Last year we seeded a 13-acre field at New Raman Reti with Tifton 9 Bahia grass and harvested 45 hay rolls in one cutting. To help establish a stronger, higher yielding pasture, we plan to re-seed that field again this spring. At the recommended planting rate of 20 pounds of seed per acre, we require seven 40-pound bags of Tifton 9 seed ($125 per bag) at a total cost of $875.
That field along with the others (for both hay production and summer pasture grass) need to be fertilized with nitrogen. The cost of spreading fertilizer on all the fields comes to about $2800 (fertilizer prices are15% higher than last year).
Cow Shelter / Infirmary / Hospice
Another feature of caring for an aging herd is the opportunity to improve our service by providing for the special needs of geriatric bovines. In North Central Florida, healthy, young cows can live well without the need of barns. All of our pastures have trees, which provide shade and some shelter from wind and rain. As our cows age, however, they need extra care and shelter from the elements. We can make them more comfortable by providing additional shelter from summer sun and winter winds and rain.
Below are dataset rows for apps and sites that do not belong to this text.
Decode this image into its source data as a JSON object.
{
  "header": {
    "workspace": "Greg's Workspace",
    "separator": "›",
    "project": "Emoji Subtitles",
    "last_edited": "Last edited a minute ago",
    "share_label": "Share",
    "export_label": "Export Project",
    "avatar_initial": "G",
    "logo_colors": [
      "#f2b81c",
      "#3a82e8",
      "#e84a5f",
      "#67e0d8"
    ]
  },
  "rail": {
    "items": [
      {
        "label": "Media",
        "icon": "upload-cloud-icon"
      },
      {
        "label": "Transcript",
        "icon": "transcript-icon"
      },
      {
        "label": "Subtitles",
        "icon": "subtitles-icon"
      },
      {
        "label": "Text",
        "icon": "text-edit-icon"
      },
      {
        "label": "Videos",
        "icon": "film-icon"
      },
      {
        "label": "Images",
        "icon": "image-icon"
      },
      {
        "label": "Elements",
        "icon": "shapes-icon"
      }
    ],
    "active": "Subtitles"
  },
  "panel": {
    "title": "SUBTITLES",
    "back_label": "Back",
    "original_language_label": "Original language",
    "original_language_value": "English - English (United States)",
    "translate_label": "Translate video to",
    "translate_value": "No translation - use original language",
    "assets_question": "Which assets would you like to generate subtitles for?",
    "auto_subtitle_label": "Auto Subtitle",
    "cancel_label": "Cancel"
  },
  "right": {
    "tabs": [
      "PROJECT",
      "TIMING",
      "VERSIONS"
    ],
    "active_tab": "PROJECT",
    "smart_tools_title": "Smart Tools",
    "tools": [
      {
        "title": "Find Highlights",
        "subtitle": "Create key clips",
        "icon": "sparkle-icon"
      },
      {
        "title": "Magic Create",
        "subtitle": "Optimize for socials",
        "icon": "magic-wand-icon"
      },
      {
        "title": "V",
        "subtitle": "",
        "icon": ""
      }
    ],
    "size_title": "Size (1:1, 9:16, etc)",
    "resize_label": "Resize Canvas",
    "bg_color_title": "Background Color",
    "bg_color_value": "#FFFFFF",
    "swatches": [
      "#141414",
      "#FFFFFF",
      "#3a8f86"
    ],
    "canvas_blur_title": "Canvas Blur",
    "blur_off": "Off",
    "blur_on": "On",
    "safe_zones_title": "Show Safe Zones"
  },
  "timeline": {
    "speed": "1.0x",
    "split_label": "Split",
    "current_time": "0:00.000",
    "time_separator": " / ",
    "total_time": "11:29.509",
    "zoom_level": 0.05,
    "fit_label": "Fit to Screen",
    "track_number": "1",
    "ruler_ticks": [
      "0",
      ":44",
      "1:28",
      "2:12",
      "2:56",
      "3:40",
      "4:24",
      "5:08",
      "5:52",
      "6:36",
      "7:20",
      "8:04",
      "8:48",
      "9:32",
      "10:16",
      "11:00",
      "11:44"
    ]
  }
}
To this end, Save the Cow plans to build a 12 x 24 foot multi-purpose barn shelter in one of the pastures. This structure will be open on both ends to allow free access to the cows and oriented in such a way as to provide refuge from the prevailing winds, which can be quite chilly in the wintertime. In addition, it will provide shade and shelter from the rain. This barn will be equipped with a central beam sturdy enough to support a cow sling, which can hoist a cow having difficulty standing. There will also be a gate on each end so that the building can be closed to create an infirmary for sick cows or a hospice facility when necessary. The estimated materials cost is $2500 and we plan to construct it with a combination of volunteers and local carpenters.